| What is required |
For the records below, give the count of lines holding the word "JSON" and nothing more.

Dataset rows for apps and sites
_ _ _

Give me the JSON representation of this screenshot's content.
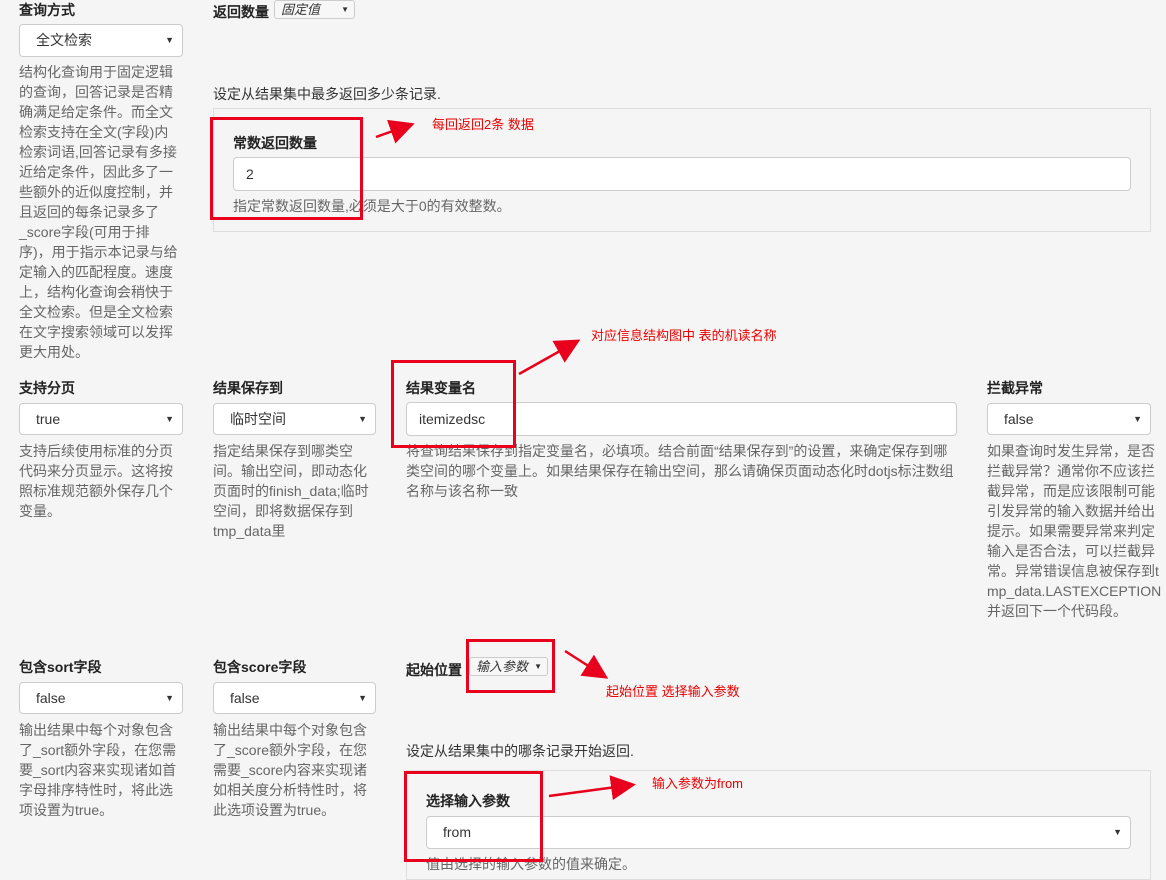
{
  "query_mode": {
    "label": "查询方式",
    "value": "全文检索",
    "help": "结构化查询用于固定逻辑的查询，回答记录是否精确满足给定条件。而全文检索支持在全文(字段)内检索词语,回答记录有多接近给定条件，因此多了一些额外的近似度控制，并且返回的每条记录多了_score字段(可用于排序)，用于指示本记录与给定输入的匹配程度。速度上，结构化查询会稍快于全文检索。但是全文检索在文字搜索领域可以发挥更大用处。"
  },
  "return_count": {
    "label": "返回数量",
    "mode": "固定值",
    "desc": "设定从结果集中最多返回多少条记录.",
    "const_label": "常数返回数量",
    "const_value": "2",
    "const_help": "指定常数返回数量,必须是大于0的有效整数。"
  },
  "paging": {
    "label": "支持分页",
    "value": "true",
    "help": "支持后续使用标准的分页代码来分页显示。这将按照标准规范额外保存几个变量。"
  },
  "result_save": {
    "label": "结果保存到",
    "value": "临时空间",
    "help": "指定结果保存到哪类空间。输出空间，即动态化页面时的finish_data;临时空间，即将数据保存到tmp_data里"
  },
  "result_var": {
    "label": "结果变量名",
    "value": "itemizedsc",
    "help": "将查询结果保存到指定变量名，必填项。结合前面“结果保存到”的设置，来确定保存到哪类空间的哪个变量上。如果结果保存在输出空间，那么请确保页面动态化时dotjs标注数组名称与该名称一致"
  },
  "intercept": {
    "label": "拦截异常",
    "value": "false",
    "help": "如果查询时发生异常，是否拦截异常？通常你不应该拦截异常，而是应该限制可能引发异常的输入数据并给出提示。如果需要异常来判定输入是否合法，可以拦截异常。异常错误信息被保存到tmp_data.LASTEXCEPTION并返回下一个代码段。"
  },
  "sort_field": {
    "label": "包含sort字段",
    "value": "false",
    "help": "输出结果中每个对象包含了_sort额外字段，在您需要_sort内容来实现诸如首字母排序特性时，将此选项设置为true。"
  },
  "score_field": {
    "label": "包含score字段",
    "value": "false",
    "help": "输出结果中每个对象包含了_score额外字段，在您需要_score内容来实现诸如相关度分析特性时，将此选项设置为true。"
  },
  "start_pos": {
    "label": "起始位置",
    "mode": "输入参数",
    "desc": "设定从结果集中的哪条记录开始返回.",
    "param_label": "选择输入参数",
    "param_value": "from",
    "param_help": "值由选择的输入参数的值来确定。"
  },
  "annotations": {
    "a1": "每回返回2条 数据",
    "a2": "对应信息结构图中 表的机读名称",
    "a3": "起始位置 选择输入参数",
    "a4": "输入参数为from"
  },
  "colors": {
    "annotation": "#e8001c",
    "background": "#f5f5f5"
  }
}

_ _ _

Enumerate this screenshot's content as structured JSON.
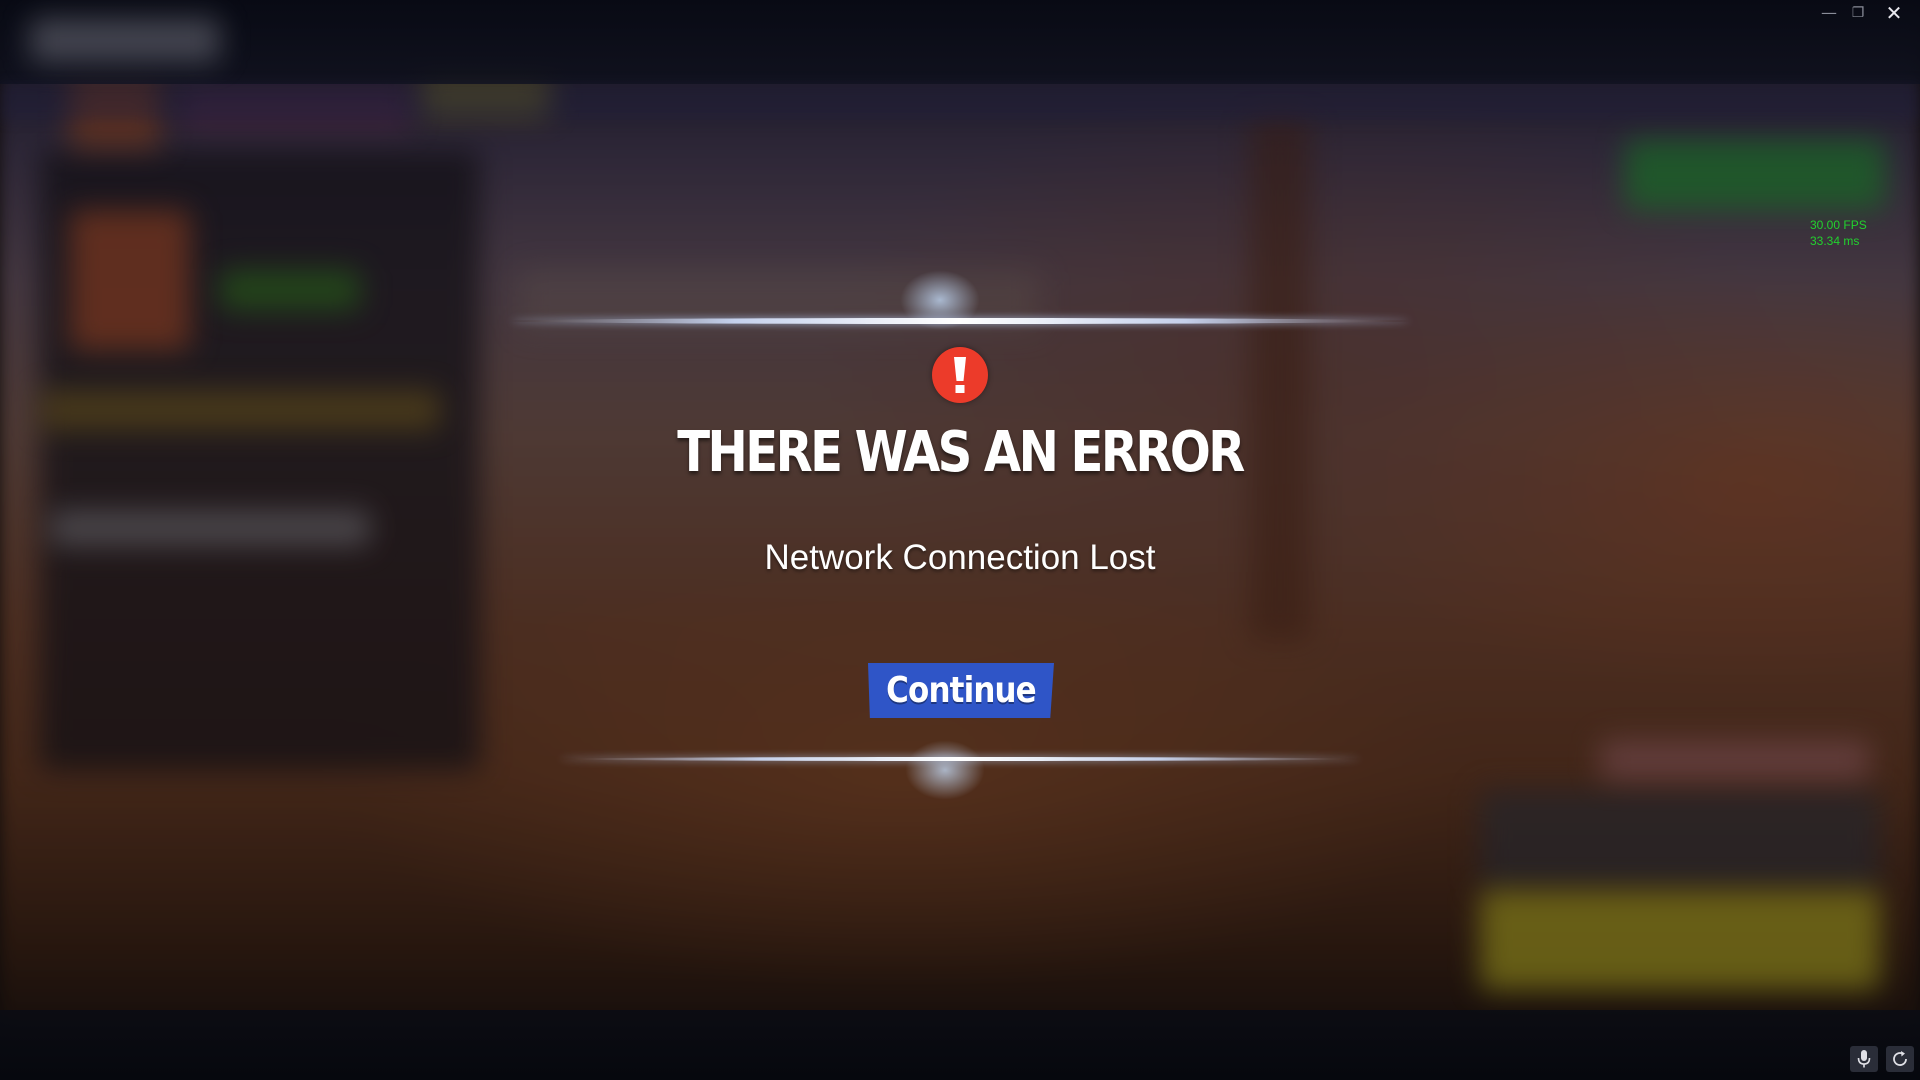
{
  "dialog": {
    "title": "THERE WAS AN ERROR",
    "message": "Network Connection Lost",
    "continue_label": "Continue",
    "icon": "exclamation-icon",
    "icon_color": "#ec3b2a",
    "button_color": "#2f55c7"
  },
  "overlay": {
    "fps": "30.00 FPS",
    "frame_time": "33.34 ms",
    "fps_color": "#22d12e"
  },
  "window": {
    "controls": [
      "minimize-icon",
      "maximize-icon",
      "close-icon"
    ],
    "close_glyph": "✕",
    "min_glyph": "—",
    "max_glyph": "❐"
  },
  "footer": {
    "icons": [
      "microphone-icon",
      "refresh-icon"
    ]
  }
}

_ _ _

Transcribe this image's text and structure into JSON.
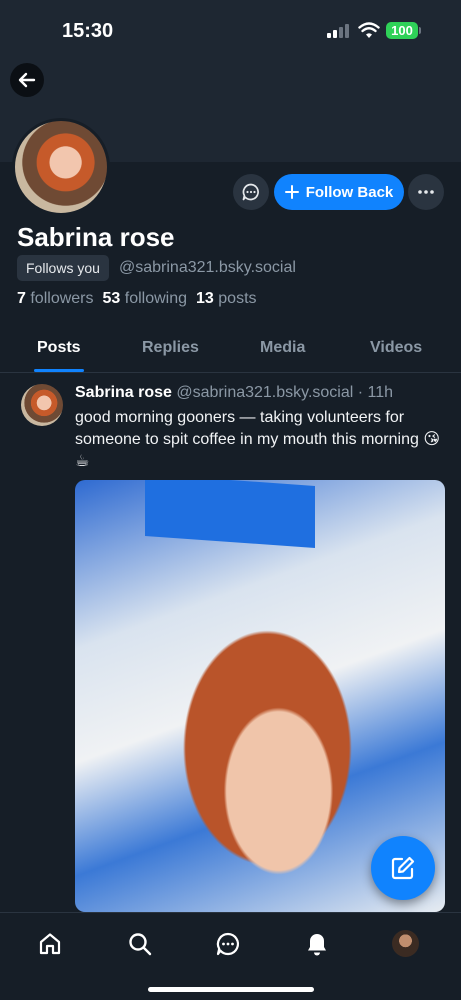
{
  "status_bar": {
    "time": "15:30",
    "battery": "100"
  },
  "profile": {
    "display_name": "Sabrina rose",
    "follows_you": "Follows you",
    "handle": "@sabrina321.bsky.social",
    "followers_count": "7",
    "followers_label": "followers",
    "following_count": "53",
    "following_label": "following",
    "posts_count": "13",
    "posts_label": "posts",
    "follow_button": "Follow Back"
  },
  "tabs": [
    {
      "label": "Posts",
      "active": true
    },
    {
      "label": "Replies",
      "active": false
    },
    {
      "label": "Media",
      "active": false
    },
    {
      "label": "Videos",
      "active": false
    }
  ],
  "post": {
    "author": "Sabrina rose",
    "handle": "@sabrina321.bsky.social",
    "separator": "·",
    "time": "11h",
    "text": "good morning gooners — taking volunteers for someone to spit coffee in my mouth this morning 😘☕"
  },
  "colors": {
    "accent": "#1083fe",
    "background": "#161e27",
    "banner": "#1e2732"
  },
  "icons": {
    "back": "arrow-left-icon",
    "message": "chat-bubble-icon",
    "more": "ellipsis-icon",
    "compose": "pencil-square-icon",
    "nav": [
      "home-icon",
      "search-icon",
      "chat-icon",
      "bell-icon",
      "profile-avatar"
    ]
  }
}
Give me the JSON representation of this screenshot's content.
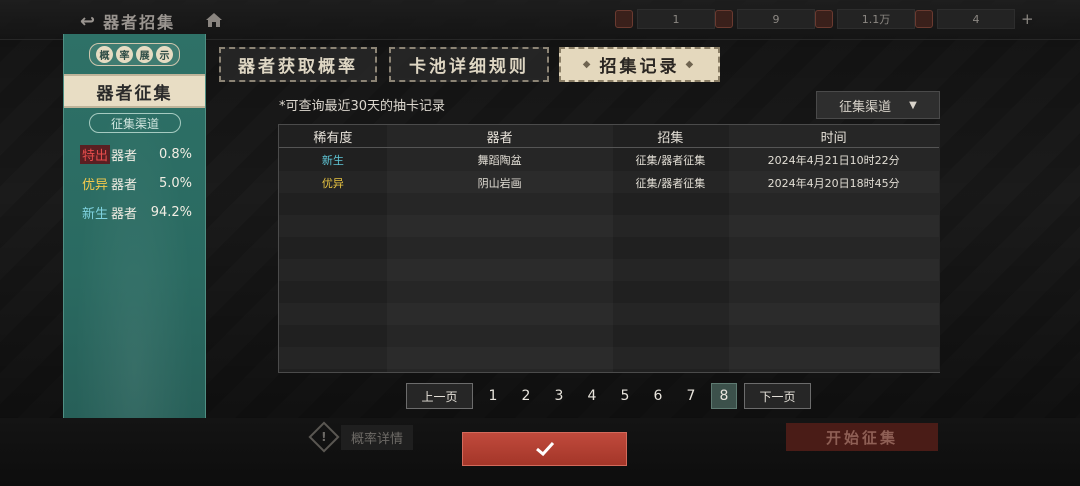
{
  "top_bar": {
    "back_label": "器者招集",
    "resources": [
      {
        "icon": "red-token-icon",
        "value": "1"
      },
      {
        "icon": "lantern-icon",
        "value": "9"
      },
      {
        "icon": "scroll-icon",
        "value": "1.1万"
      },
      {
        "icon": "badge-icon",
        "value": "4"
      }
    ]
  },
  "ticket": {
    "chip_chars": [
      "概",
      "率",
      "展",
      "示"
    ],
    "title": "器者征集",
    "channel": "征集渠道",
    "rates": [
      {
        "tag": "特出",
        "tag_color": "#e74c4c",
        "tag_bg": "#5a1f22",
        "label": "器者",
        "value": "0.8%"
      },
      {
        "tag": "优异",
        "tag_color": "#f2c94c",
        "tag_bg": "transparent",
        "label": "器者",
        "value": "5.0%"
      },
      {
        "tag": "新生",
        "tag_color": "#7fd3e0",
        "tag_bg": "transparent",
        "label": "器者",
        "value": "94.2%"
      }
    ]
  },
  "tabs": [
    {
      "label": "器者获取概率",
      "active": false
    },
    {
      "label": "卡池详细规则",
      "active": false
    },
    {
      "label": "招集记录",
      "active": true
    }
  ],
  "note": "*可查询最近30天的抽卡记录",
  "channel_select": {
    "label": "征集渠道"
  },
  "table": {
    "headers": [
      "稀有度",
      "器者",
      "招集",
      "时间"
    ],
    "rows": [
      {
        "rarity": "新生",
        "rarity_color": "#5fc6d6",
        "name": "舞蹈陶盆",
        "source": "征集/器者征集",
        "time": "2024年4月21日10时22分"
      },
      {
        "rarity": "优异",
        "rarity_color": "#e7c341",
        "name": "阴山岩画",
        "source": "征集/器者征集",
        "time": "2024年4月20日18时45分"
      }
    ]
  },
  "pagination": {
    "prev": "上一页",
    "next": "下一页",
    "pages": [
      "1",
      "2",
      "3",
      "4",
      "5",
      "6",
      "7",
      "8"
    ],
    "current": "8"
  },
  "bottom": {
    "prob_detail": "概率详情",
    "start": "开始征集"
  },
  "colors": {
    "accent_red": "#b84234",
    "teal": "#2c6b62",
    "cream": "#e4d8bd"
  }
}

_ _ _

| Solution to this task |
4